Noted environmentalist G D Agarwal said, "I doubt the success of the
mission. I know the functioning of the system as I have also worked in
the same system in the past. It is not possible to clean Ganga without
fixing accountability. The pattern is the same, only the label has changed." G.D.Agarwal had embraced 'sanyas' in Varanasi in first
week of July 2011. Now as a sanyasi, he is known as Swami Gyanswaroop Anand.
of religious leaders
In fact, the issue of faith has drawn many religious leaders to support Agarwal — like yoga guru Swami Ramdev who recently launched the Ganga Raksha
Manch. Swami Chidanand Saraswati of Parmarth Niketan - the head of the largest ashram in Rishikesh — has been another vocal supporter. "We need to understand the consequences of obstructing the flow of the
Ganga.
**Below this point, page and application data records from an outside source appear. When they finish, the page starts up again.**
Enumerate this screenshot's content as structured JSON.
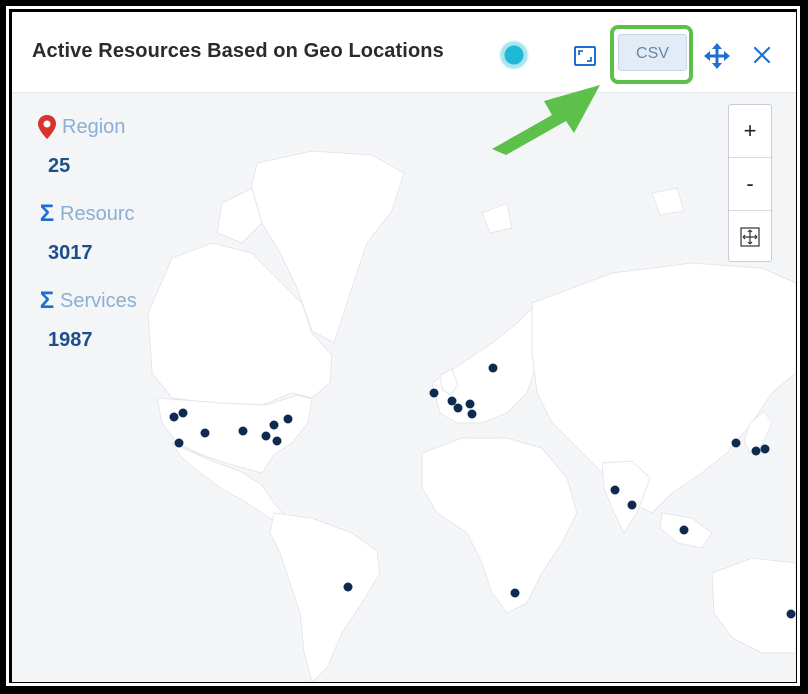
{
  "widget": {
    "title": "Active Resources Based on Geo Locations",
    "csv_label": "CSV",
    "zoom_in_label": "+",
    "zoom_out_label": "-"
  },
  "stats": [
    {
      "icon": "map-pin-icon",
      "label": "Region",
      "value": "25"
    },
    {
      "icon": "sigma-icon",
      "label": "Resourc",
      "value": "3017"
    },
    {
      "icon": "sigma-icon",
      "label": "Services",
      "value": "1987"
    }
  ],
  "colors": {
    "accent": "#1c4e8a",
    "label": "#8aaed4",
    "highlight": "#5cc04a",
    "marker": "#0f2a4f",
    "status": "#1fb8d6"
  }
}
If this is allowed to happen, there would be nothing left of the Ganga in 25 years," he says.
But if hydel power projects are done away with, how would
growing electricity requirements be met - Uttarakhand, for instance, has a significant hydro-potential of 15,000 mw, out of which only 10% has been tapped. The way out is to adopt a middle path, says
Sarasawati. "Alternate sources of power like thermal or solar power can be explored. Besides, there are many smaller rivers in the region, which can be
harnessed, without causing significant changes in their flow."